==== DATA

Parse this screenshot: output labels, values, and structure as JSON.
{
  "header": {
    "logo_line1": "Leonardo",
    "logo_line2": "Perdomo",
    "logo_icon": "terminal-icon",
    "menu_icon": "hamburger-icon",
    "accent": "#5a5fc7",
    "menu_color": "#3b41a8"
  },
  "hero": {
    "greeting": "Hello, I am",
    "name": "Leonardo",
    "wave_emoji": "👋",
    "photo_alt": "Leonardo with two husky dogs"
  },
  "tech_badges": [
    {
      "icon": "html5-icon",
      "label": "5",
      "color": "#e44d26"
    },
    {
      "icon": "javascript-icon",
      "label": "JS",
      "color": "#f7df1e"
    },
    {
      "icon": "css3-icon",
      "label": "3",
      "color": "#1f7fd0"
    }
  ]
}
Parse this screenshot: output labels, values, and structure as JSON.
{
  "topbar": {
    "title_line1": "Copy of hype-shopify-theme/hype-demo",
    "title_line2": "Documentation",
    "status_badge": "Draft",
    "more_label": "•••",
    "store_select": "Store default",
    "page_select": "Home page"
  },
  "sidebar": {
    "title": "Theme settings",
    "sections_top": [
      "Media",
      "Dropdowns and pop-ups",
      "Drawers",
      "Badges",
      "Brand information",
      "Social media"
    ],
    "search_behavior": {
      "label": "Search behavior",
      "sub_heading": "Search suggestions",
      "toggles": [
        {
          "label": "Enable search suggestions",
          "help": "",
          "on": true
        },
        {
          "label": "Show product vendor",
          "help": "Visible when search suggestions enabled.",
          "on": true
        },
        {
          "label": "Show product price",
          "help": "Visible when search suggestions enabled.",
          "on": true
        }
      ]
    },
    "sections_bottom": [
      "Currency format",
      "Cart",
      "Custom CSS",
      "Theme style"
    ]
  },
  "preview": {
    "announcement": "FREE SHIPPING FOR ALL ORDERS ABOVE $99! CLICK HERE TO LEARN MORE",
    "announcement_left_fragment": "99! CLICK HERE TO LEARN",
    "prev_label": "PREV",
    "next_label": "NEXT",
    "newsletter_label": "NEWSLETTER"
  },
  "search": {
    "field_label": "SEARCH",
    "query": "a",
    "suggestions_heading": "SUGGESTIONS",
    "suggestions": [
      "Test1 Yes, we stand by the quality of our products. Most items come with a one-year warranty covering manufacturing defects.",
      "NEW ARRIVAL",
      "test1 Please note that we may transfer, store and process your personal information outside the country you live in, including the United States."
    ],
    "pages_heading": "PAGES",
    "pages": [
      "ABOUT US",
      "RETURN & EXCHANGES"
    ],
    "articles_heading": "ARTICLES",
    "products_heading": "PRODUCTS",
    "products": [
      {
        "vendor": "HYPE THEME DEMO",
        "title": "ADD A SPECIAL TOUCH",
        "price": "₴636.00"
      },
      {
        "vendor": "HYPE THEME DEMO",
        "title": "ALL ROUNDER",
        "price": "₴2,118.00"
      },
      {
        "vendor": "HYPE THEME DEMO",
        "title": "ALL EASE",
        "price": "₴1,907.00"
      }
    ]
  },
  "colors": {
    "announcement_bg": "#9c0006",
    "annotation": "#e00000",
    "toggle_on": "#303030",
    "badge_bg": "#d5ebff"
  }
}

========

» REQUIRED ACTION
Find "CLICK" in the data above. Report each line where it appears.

» REPLY TO THE TASK
    "announcement": "FREE SHIPPING FOR ALL ORDERS ABOVE $99! CLICK HERE TO LEARN MORE",
    "announcement_left_fragment": "99! CLICK HERE TO LEARN",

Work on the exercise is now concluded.